(Component data from apps and pages)
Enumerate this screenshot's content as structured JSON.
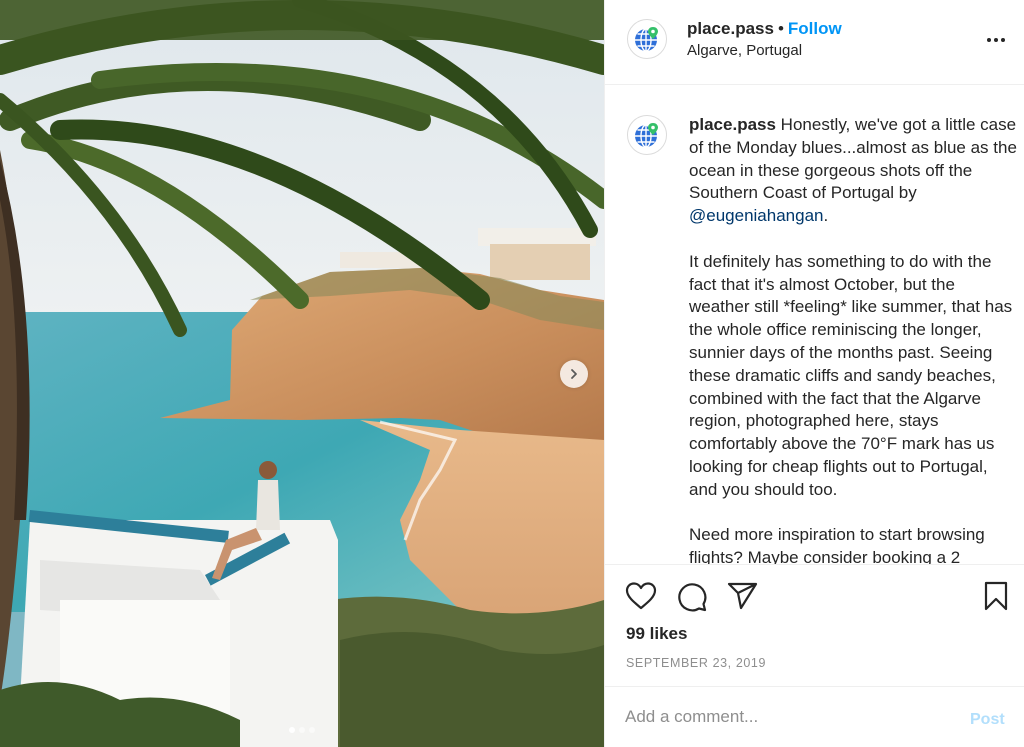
{
  "post": {
    "username": "place.pass",
    "separator": "•",
    "follow_label": "Follow",
    "location": "Algarve, Portugal",
    "avatar_icon": "globe-location-icon",
    "photo_description_icon": "photo",
    "carousel": {
      "total": 3,
      "current": 1
    }
  },
  "caption": {
    "username": "place.pass",
    "p1_before": " Honestly, we've got a little case of the Monday blues...almost as blue as the ocean in these gorgeous shots off the Southern Coast of Portugal by ",
    "mention": "@eugeniahangan",
    "p1_after": ".",
    "p2": "It definitely has something to do with the fact that it's almost October, but the weather still *feeling* like summer, that has the whole office reminiscing the longer, sunnier days of the months past. Seeing these dramatic cliffs and sandy beaches, combined with the fact that the Algarve region, photographed here, stays comfortably above the 70°F mark has us looking for cheap flights out to Portugal, and you should too.",
    "p3": "Need more inspiration to start browsing flights? Maybe consider booking a 2"
  },
  "actions": {
    "icons": [
      "heart-icon",
      "comment-icon",
      "share-icon",
      "bookmark-icon"
    ],
    "likes": "99 likes",
    "date": "SEPTEMBER 23, 2019"
  },
  "comment_box": {
    "placeholder": "Add a comment...",
    "post_label": "Post"
  },
  "colors": {
    "link_blue": "#0095f6",
    "post_disabled": "#b2dffc",
    "mention": "#00376b",
    "muted": "#8e8e8e",
    "divider": "#efefef"
  }
}
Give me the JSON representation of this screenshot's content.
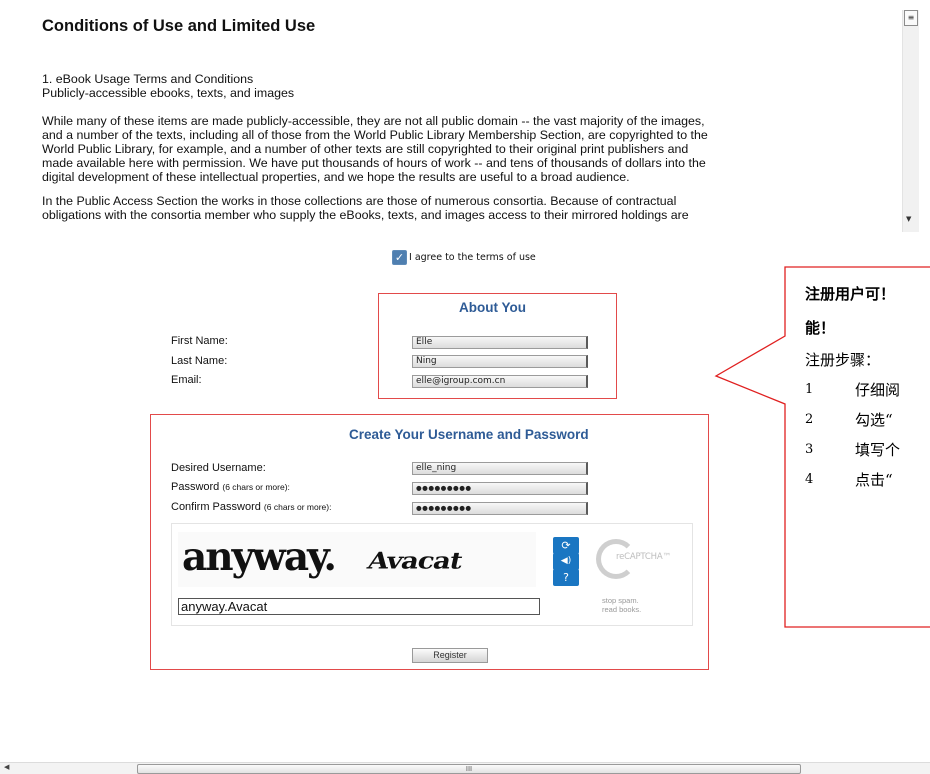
{
  "terms": {
    "title": "Conditions of Use and Limited Use",
    "heading1": "1. eBook Usage Terms and Conditions",
    "heading2": "Publicly-accessible ebooks, texts, and images",
    "para1_lines": [
      "While many of these items are made publicly-accessible, they are not all public domain -- the vast majority of the images,",
      "and a number of the texts, including all of those from the World Public Library Membership Section, are copyrighted to the",
      "World Public Library, for example, and a number of other texts are still copyrighted to their original print publishers and",
      "made available here with permission. We have put thousands of hours of work -- and tens of thousands of dollars into the",
      "digital development of these intellectual properties, and we hope the results are useful to a broad audience."
    ],
    "para2_lines": [
      "In the Public Access Section the works in those collections are those of numerous consortia. Because of contractual",
      "obligations with the consortia member who supply the eBooks, texts, and images access to their mirrored holdings are"
    ]
  },
  "agree": {
    "label": "I agree to the terms of use",
    "checked": true
  },
  "about_you": {
    "title": "About You",
    "first_name_label": "First Name:",
    "last_name_label": "Last Name:",
    "email_label": "Email:",
    "first_name": "Elle",
    "last_name": "Ning",
    "email": "elle@igroup.com.cn"
  },
  "account": {
    "title": "Create Your Username and Password",
    "username_label": "Desired Username:",
    "password_label": "Password",
    "password_hint": "(6 chars or more):",
    "confirm_label": "Confirm Password",
    "confirm_hint": "(6 chars or more):",
    "username": "elle_ning",
    "password_mask": "●●●●●●●●●",
    "confirm_mask": "●●●●●●●●●"
  },
  "captcha": {
    "word1": "anyway.",
    "word2": "Avacat",
    "input_value": "anyway.Avacat",
    "logo_text": "reCAPTCHA™",
    "tagline_1": "stop spam.",
    "tagline_2": "read books.",
    "icons": [
      "refresh-icon",
      "audio-icon",
      "help-icon"
    ]
  },
  "register_label": "Register",
  "callout": {
    "heading_line1": "注册用户可！",
    "heading_line2": "能！",
    "steps_title": "注册步骤：",
    "steps": [
      {
        "num": "1",
        "text": "仔细阅"
      },
      {
        "num": "2",
        "text": "勾选“"
      },
      {
        "num": "3",
        "text": "填写个"
      },
      {
        "num": "4",
        "text": "点击“"
      }
    ]
  },
  "scrollbar": {
    "grip_glyph": "III"
  },
  "colors": {
    "red_border": "#e24a4a",
    "section_title": "#2e5b96",
    "captcha_button": "#1a76c2"
  }
}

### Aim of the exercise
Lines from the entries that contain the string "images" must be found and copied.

### Result
    "heading2": "Publicly-accessible ebooks, texts, and images",
      "While many of these items are made publicly-accessible, they are not all public domain -- the vast majority of the images,",
      "obligations with the consortia member who supply the eBooks, texts, and images access to their mirrored holdings are"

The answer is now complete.